**Problem to solve:**
Would it be possible to write out each entry below exactly, without the pictures?

======== Supplied records ========

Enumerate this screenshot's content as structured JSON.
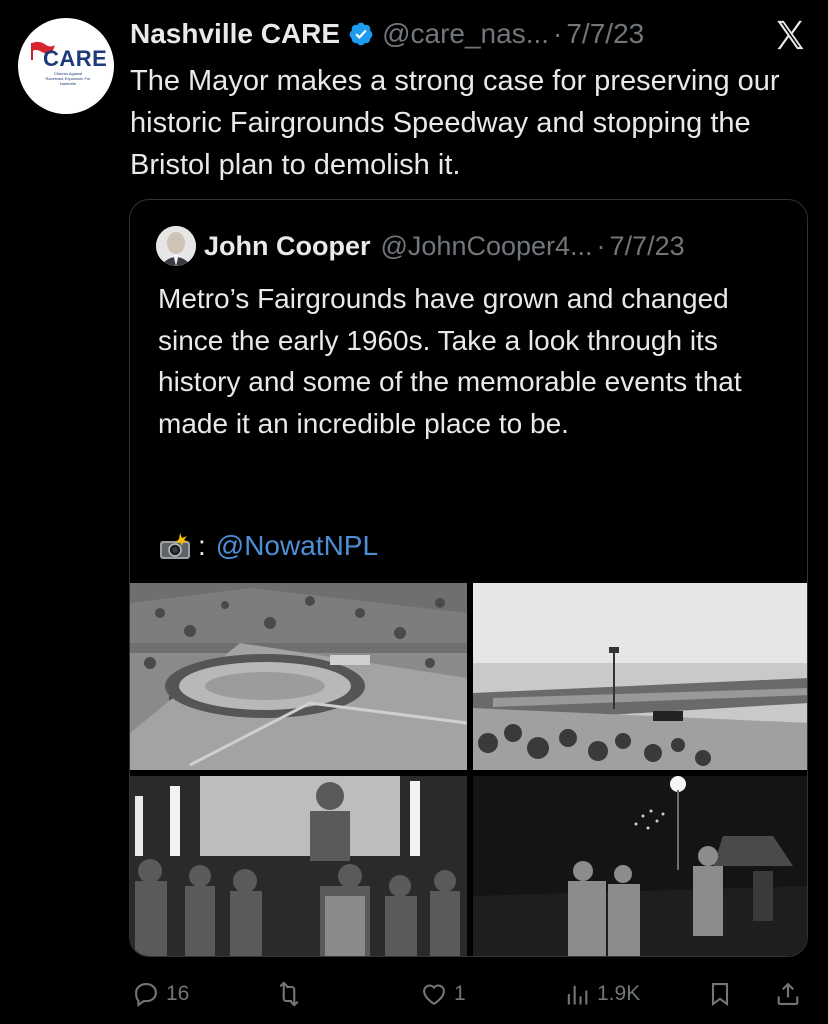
{
  "tweet": {
    "author_name": "Nashville CARE",
    "handle": "@care_nas...",
    "separator": "·",
    "date": "7/7/23",
    "text": "The Mayor makes a strong case for preserving our historic Fairgrounds Speedway and stopping the Bristol plan to demolish it.",
    "avatar_text": "CARE",
    "avatar_subtext": "Citizens Against Racetrack Expansion For Nashville"
  },
  "quoted_tweet": {
    "author_name": "John Cooper",
    "handle": "@JohnCooper4...",
    "separator": "·",
    "date": "7/7/23",
    "text": "Metro’s Fairgrounds have grown and changed since the early 1960s. Take a look through its history and some of the memorable events that made it an incredible place to be.",
    "credit_separator": ":",
    "credit_mention": "@NowatNPL",
    "photos": [
      {
        "name": "aerial-speedway-photo"
      },
      {
        "name": "race-crowd-photo"
      },
      {
        "name": "fair-crowd-photo"
      },
      {
        "name": "fireworks-night-photo"
      }
    ]
  },
  "actions": {
    "replies": "16",
    "reposts": "",
    "likes": "1",
    "views": "1.9K"
  },
  "colors": {
    "background": "#000000",
    "text": "#e7e9ea",
    "secondary": "#71767b",
    "link": "#4c8fd6",
    "verified": "#1d9bf0",
    "border": "#2f3336"
  }
}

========

**Result of this task:**
Enumerate this screenshot's content as structured JSON.
{
  "tweet": {
    "author_name": "Nashville CARE",
    "handle": "@care_nas...",
    "separator": "·",
    "date": "7/7/23",
    "text": "The Mayor makes a strong case for preserving our historic Fairgrounds Speedway and stopping the Bristol plan to demolish it.",
    "avatar_text": "CARE",
    "avatar_subtext": "Citizens Against Racetrack Expansion For Nashville"
  },
  "quoted_tweet": {
    "author_name": "John Cooper",
    "handle": "@JohnCooper4...",
    "separator": "·",
    "date": "7/7/23",
    "text": "Metro’s Fairgrounds have grown and changed since the early 1960s. Take a look through its history and some of the memorable events that made it an incredible place to be.",
    "credit_separator": ":",
    "credit_mention": "@NowatNPL",
    "photos": [
      {
        "name": "aerial-speedway-photo"
      },
      {
        "name": "race-crowd-photo"
      },
      {
        "name": "fair-crowd-photo"
      },
      {
        "name": "fireworks-night-photo"
      }
    ]
  },
  "actions": {
    "replies": "16",
    "reposts": "",
    "likes": "1",
    "views": "1.9K"
  },
  "colors": {
    "background": "#000000",
    "text": "#e7e9ea",
    "secondary": "#71767b",
    "link": "#4c8fd6",
    "verified": "#1d9bf0",
    "border": "#2f3336"
  }
}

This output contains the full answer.